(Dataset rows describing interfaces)
..........

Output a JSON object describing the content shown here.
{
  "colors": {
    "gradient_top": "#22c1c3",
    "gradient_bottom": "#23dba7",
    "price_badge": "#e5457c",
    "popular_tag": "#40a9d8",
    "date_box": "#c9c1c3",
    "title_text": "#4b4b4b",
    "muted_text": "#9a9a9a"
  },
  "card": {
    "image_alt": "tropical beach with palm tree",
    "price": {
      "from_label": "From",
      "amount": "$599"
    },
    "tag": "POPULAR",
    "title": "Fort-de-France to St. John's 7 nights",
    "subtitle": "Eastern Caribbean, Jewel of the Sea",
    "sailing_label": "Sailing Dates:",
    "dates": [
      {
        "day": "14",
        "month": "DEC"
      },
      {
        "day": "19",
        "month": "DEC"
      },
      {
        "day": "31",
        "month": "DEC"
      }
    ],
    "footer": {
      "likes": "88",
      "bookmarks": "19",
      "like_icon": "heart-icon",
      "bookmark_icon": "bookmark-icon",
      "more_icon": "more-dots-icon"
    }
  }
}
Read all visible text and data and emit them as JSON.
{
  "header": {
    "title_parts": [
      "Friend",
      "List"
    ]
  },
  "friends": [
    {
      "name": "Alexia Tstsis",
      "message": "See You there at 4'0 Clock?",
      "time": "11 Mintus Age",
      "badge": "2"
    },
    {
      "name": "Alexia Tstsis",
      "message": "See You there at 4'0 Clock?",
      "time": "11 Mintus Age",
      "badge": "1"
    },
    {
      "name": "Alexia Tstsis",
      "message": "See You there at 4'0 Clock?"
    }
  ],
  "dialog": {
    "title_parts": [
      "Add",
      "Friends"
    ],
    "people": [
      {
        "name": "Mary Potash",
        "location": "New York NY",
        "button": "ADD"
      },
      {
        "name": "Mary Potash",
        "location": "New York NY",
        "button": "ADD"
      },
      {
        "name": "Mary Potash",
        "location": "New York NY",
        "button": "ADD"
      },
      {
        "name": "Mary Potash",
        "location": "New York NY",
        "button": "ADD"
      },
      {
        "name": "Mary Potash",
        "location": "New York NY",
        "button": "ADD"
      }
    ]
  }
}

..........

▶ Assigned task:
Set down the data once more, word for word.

▶ Answer area:
Output a JSON object describing the content shown here.
{
  "colors": {
    "gradient_top": "#22c1c3",
    "gradient_bottom": "#23dba7",
    "price_badge": "#e5457c",
    "popular_tag": "#40a9d8",
    "date_box": "#c9c1c3",
    "title_text": "#4b4b4b",
    "muted_text": "#9a9a9a"
  },
  "card": {
    "image_alt": "tropical beach with palm tree",
    "price": {
      "from_label": "From",
      "amount": "$599"
    },
    "tag": "POPULAR",
    "title": "Fort-de-France to St. John's 7 nights",
    "subtitle": "Eastern Caribbean, Jewel of the Sea",
    "sailing_label": "Sailing Dates:",
    "dates": [
      {
        "day": "14",
        "month": "DEC"
      },
      {
        "day": "19",
        "month": "DEC"
      },
      {
        "day": "31",
        "month": "DEC"
      }
    ],
    "footer": {
      "likes": "88",
      "bookmarks": "19",
      "like_icon": "heart-icon",
      "bookmark_icon": "bookmark-icon",
      "more_icon": "more-dots-icon"
    }
  }
}
Read all visible text and data and emit them as JSON.
{
  "header": {
    "title_parts": [
      "Friend",
      "List"
    ]
  },
  "friends": [
    {
      "name": "Alexia Tstsis",
      "message": "See You there at 4'0 Clock?",
      "time": "11 Mintus Age",
      "badge": "2"
    },
    {
      "name": "Alexia Tstsis",
      "message": "See You there at 4'0 Clock?",
      "time": "11 Mintus Age",
      "badge": "1"
    },
    {
      "name": "Alexia Tstsis",
      "message": "See You there at 4'0 Clock?"
    }
  ],
  "dialog": {
    "title_parts": [
      "Add",
      "Friends"
    ],
    "people": [
      {
        "name": "Mary Potash",
        "location": "New York NY",
        "button": "ADD"
      },
      {
        "name": "Mary Potash",
        "location": "New York NY",
        "button": "ADD"
      },
      {
        "name": "Mary Potash",
        "location": "New York NY",
        "button": "ADD"
      },
      {
        "name": "Mary Potash",
        "location": "New York NY",
        "button": "ADD"
      },
      {
        "name": "Mary Potash",
        "location": "New York NY",
        "button": "ADD"
      }
    ]
  }
}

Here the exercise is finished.